A quick guide for choosing the right probiotic product
Probiotics are not all the same
When a health benefit is associated with a particular probiotic strain in a scientific study, the benefit is specific to that particular probiotic strain only.
For example, the health benefits associated with our Lactobacillus rhamnosus, LGG®1 (hereafter referred to by use of the trademark LGG®) strain do not extend to other Lactobacillus rhamnosus strains. This means that the Lactobacillus rhamnosus, GR-1® is not able to exert the same health benefits as LGG®, despite them both being Lactobacillus rhamnosus strains.
If a probiotic product contains more than one probiotic strain, it does not necessarily mean it will provide more of a health benefit. Specific combinations of strains (i.e., multi-strain products) must have demonstrated a health benefit in a scientific study.2

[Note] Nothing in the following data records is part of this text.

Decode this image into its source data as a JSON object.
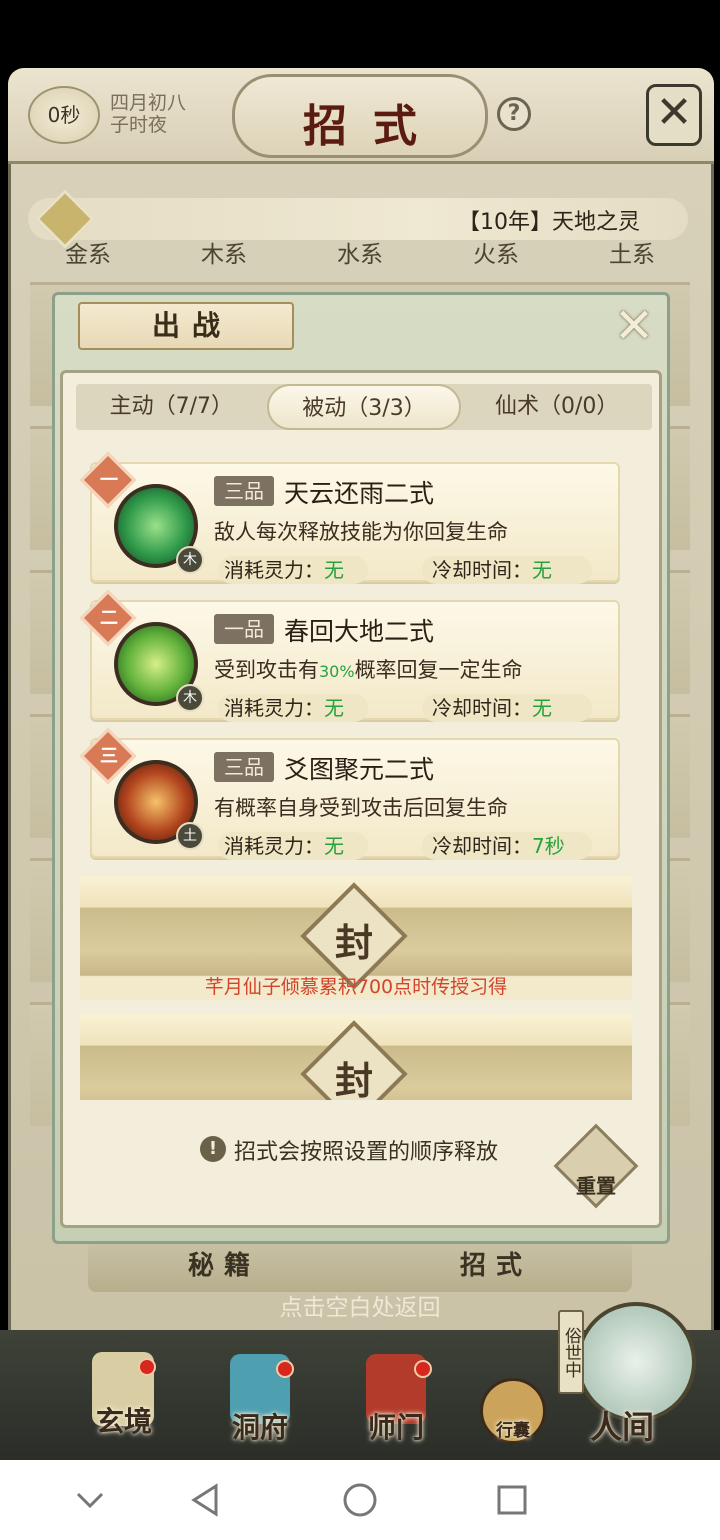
{
  "header": {
    "timer": "0秒",
    "date_line1": "四月初八",
    "date_line2": "子时夜",
    "title": "招式",
    "help_symbol": "?",
    "close_symbol": "✕"
  },
  "banner": {
    "title_tag": "【10年】天地之灵"
  },
  "element_tabs": [
    {
      "label": "金系"
    },
    {
      "label": "木系"
    },
    {
      "label": "水系"
    },
    {
      "label": "火系"
    },
    {
      "label": "土系"
    }
  ],
  "panel": {
    "tag": "出战",
    "close_symbol": "✕",
    "tabs": [
      {
        "label": "主动（7/7）"
      },
      {
        "label": "被动（3/3）"
      },
      {
        "label": "仙术（0/0）"
      }
    ],
    "skills": [
      {
        "order": "一",
        "grade": "三品",
        "name": "天云还雨二式",
        "desc_pre": "敌人每次释放技能为你回复生命",
        "desc_highlight": "",
        "desc_post": "",
        "element": "木",
        "cost_label": "消耗灵力：",
        "cost_value": "无",
        "cd_label": "冷却时间：",
        "cd_value": "无",
        "icon_color": "#2f9a4a"
      },
      {
        "order": "二",
        "grade": "一品",
        "name": "春回大地二式",
        "desc_pre": "受到攻击有",
        "desc_highlight": "30%",
        "desc_post": "概率回复一定生命",
        "element": "木",
        "cost_label": "消耗灵力：",
        "cost_value": "无",
        "cd_label": "冷却时间：",
        "cd_value": "无",
        "icon_color": "#5fb03a"
      },
      {
        "order": "三",
        "grade": "三品",
        "name": "爻图聚元二式",
        "desc_pre": "有概率自身受到攻击后回复生命",
        "desc_highlight": "",
        "desc_post": "",
        "element": "土",
        "cost_label": "消耗灵力：",
        "cost_value": "无",
        "cd_label": "冷却时间：",
        "cd_value": "7秒",
        "icon_color": "#b3451e"
      }
    ],
    "locked_slots": [
      {
        "seal": "封",
        "requirement": "芊月仙子倾慕累积700点时传授习得"
      },
      {
        "seal": "封",
        "requirement": ""
      }
    ],
    "tip_icon": "!",
    "tip": "招式会按照设置的顺序释放",
    "reset_label": "重置"
  },
  "bottom_tabs": [
    {
      "label": "秘籍"
    },
    {
      "label": "招式"
    }
  ],
  "back_hint": "点击空白处返回",
  "bottom_nav": [
    {
      "label": "玄境"
    },
    {
      "label": "洞府"
    },
    {
      "label": "师门"
    },
    {
      "label": "行囊"
    },
    {
      "label": "人间"
    }
  ],
  "side_badge": "俗世中"
}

The scientific results of a probiotic strain are specifically related to the participants of that particular study (for example, if the benefit was observed in a study of adults, then the strain does not necessarily benefit a newborn baby).3
The scientific results of a probiotic strain are specifically related to the health area investigated (i.e., if a strain is associated with supporting immune health, it does not mean it is able to support gut health, oral health, etc.).3

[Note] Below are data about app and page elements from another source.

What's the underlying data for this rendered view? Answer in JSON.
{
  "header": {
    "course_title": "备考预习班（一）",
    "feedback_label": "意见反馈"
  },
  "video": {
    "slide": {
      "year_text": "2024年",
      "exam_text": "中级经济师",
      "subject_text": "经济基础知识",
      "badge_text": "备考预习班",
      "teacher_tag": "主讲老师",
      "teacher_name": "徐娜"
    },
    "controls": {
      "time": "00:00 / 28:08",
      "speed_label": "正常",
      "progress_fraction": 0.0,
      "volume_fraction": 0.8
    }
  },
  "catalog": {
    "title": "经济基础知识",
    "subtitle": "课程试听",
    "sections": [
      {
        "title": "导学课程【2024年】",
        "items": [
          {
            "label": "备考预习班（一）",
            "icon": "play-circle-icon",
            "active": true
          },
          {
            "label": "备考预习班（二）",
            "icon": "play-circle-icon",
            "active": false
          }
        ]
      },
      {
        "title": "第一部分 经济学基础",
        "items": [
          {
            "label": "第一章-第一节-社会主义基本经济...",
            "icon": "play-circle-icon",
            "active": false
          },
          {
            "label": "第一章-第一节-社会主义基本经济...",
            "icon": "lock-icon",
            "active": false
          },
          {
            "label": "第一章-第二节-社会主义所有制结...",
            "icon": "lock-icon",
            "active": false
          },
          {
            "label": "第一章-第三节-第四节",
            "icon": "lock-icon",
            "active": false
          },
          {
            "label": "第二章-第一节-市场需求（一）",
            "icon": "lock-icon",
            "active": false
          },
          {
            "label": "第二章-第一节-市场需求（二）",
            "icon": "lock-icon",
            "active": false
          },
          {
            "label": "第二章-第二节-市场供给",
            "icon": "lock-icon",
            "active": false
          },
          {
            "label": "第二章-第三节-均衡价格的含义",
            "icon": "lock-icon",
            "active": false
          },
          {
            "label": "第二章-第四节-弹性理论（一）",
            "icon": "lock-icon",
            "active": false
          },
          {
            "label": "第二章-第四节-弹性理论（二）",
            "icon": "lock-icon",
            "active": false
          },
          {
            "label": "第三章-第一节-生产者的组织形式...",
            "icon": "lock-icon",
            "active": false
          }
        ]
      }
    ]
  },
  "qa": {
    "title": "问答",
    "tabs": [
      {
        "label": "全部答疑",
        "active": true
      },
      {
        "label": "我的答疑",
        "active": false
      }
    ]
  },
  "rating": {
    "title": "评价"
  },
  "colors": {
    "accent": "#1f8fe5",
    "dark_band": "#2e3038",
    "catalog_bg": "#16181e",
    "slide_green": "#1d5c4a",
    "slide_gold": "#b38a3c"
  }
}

Just the right amount
Probiotic products contain millions to billions of live bacteria, each of which can form bacterial communities (i.e., colonies); thus, the number of probiotic bacteria in a product is given as Colony Forming Units (CFU).2

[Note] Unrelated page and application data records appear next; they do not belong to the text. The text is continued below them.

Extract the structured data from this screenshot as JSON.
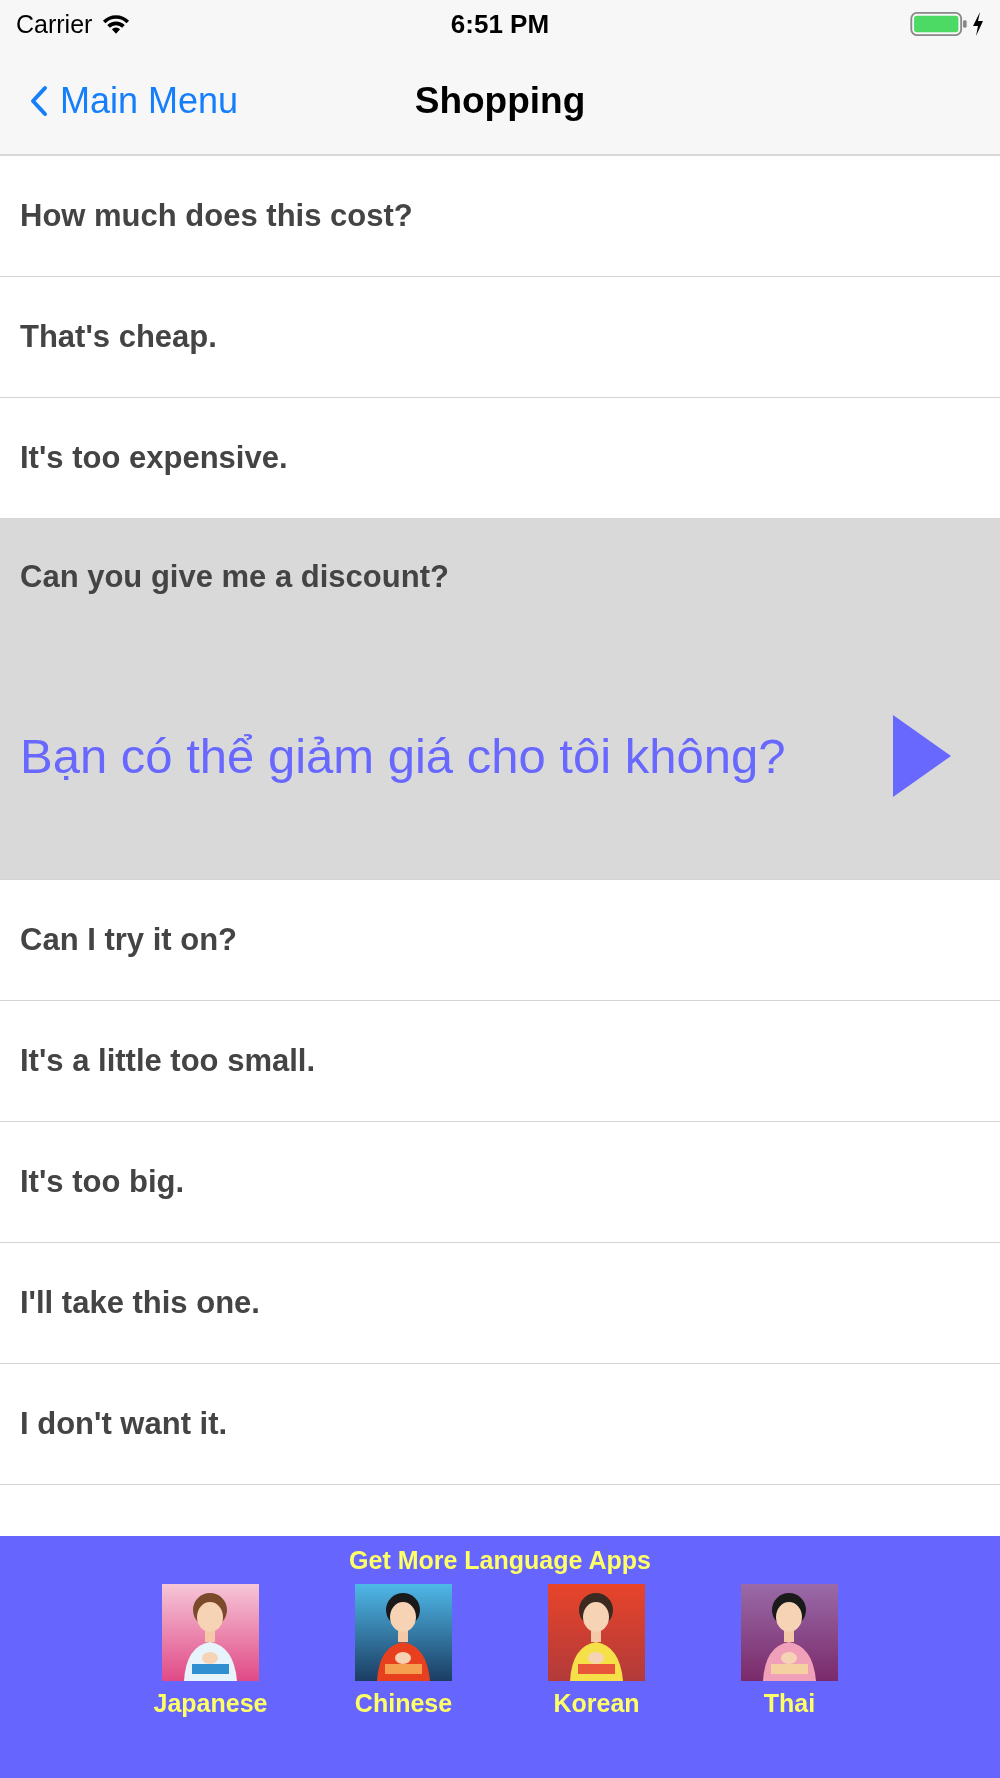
{
  "status_bar": {
    "carrier": "Carrier",
    "time": "6:51 PM"
  },
  "nav_bar": {
    "back_label": "Main Menu",
    "title": "Shopping"
  },
  "phrases": [
    {
      "text": "How much does this cost?",
      "selected": false
    },
    {
      "text": "That's cheap.",
      "selected": false
    },
    {
      "text": "It's too expensive.",
      "selected": false
    },
    {
      "text": "Can you give me a discount?",
      "selected": true,
      "translation": "Bạn có thể giảm giá cho tôi không?"
    },
    {
      "text": "Can I try it on?",
      "selected": false
    },
    {
      "text": "It's a little too small.",
      "selected": false
    },
    {
      "text": "It's too big.",
      "selected": false
    },
    {
      "text": "I'll take this one.",
      "selected": false
    },
    {
      "text": "I don't want it.",
      "selected": false
    }
  ],
  "banner": {
    "title": "Get More Language Apps",
    "apps": [
      {
        "label": "Japanese",
        "kind": "picture"
      },
      {
        "label": "Chinese",
        "kind": "picture"
      },
      {
        "label": "Korean",
        "kind": "picture"
      },
      {
        "label": "Thai",
        "kind": "picture"
      }
    ]
  }
}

A higher CFU number does not mean it is a better probiotic.4
500 million to 50 billion CFU have been associated with various health benefits, how much is needed depends on the strain used and the health area.5
Read more about probiotic strains and their benefits for respiratory health, occasional loose stools, and excessive crying and fussing.
What to look for?
Bacterial strains Open Close
Let’s take Lactobacillus rhamnosus GG, LGG® as an example.
‘Lactobacillus’ is the genus, ‘rhamnosus’ is the species, ‘GG’ is the strain, and ‘LGG®’ is the trademark of this particular strain manufactured by Chr. Hansen. If the strain is not listed, it is not possible to know which area of health this probiotic product may support.
So, choose products that include the strain and not just the genus or species. This is important because different strains can support different health areas due to their unique characteristics, even when they come from the same genus and species.
Read more in what are probiotics?
Claims & recommended usage Open Close
Total active cell count (CFU) Open Close
The number of bacteria in a probiotic product decreases with time
Probiotics are live microorganisms and they must be alive when consumed for them to function appropriately.
The number of live bacteria in a probiotic product will decrease between manufacturing and purchasing. On a probiotic label, pay attention to the CFU level at the ‘end of shelf life’ (a product's potential expiration). This number should be within the same range as was used in the scientific study that demonstrated the strain’s health benefit.2
The amount of probiotic (CFU) present on the ‘manufacturing date’ is not as important as the amount present at the 'end of shelf life'.2
Not all probiotics need to be refrigerated to maintain their functionality; actually, most can be kept at room temperature.4
Safe to consume confidently
People who are generally well may consume probiotics as part of their daily diet.4
The probiotic strain should be approved for human consumption by a recognized regulatory or food safety authority:
- GRAS (Generally Recognized As Safe) notified to the FDA in the US6
- QPS (Qualified Presumption of Safety) granted by EFSA in Europe7
Consult a health care professional to find out more about probiotics to support health.
LGG® is a registered trademark of Chr. Hansen A/S.
The article is provided for informational purposes regarding probiotics and is not meant to suggest that any substance referenced in the article is intended to diagnose, cure, mitigate, treat, or prevent any disease.
1. Hojsak I, et al. Pediatrics. 2010;125(5):e1171-7. (PubMed)
2. Jackson SA, et al. Frontiers in Microbiology. 2019;10:739. (PubMed)
3. McFarland LV, et al. Front Med (Lausanne). 2018;5:124-. (PubMed)
4. World Gastroenterology Organisation. World Gastroenterology Organisation Global Guidelines - Probiotics and prebiotics. 2017.
5. Hao Q, et al. Cochrane Database Syst Rev. 2011(9):Cd006895. (PubMed)
6. Food and Drug Administration. GRAS Notice Inventory > Agency Response Letter. GRAS Notice No GRN 000049. 2002.
7. EFSA Panel on Biological Hazards (BIOHAZ). EFSA Journal. 2015;13:4331.